  • Portions of this paper were presented at the Royal Australia New Zealand College of Psychiatry (Forensic Section)/Australia New Zealand Academy of Psychiatry, Psychology and the Law meeting, Wellington, New Zealand, November 2011.

Susan Hatters Friedman, M.D., Associate Professor of Psychiatry & Pediatrics, Case Western Reserve University School of Medicine, Connections, 24200 Chagrin Boulevard, Beachwood, Ohio 44122 U.S.A. E-mail:

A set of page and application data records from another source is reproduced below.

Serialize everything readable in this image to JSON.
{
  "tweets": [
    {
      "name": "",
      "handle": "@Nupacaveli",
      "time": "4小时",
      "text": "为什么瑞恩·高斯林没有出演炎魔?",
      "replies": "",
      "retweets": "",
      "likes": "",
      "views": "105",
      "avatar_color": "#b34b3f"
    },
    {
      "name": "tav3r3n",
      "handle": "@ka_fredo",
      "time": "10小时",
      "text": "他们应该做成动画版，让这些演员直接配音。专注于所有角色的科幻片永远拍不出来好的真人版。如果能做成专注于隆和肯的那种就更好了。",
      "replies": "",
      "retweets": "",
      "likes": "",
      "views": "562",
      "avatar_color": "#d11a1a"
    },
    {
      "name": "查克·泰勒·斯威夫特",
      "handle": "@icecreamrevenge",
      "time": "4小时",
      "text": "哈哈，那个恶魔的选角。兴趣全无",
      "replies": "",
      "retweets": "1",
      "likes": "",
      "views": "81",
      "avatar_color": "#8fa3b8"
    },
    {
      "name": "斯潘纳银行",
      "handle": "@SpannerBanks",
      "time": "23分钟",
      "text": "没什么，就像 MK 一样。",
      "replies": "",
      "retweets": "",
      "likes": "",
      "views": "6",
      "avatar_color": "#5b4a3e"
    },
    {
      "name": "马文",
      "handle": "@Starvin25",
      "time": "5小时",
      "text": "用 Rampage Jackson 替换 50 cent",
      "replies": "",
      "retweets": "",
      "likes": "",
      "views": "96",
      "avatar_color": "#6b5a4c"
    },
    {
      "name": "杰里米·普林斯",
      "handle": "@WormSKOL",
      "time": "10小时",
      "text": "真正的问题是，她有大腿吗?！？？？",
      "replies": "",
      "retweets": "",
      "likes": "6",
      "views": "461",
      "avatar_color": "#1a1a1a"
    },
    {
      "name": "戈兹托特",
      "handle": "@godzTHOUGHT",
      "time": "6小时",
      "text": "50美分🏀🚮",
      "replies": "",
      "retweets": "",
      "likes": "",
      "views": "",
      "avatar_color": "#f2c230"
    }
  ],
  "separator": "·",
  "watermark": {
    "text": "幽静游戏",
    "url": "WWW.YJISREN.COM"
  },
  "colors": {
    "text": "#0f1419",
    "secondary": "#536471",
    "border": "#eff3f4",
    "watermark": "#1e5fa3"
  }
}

Women who kill their children present a profound challenge to accepted notions of motherhood and the protection offered by mothers to their children. Historically, societies have varied in the sanctions applied to perpetrators of such acts, across both time and place. Where penalties were once severe and punitive for mothers, in modern times some two dozen nations now have infanticide acts that reduce the penalties for mothers who kill their infants. Embedded within these acts are key criteria that relate (a) only to women who are (b) suffering the hormonal or mood effects of pregnancy/lactation at the time of the offence which is (c) usually restricted to within the first year after delivery. Criticisms of infanticide legislation have largely centered on inherent gender bias, misconceptions about the hormonal basis of postpartum psychiatric disorders, and the nexus and contribution of these disorders to the offending in relation to issues of culpability and sentencing. Important differences between female perpetrators relative to the age of the child victim have also highlighted problems in the implementation of infanticide legislation. For example, women who commit neonaticide (murder during the first day of life) differ substantially from mentally ill mothers who kill older children. However, despite these shortcomings, many nations have in recent years chosen to retain their infanticide acts. This article reviews the central controversies of infanticide legislation in relation to current research and fundamental fairness. Using evolutionary psychology as a theoretical framework to organize this discussion, it is argued that infanticide legislation is at best unnecessary and at worst misapplied, in that it exculpates criminal intent and fails to serve those for whom an infanticide defense might otherwise have been intended. Copyright © 2012 John Wiley & Sons, Ltd.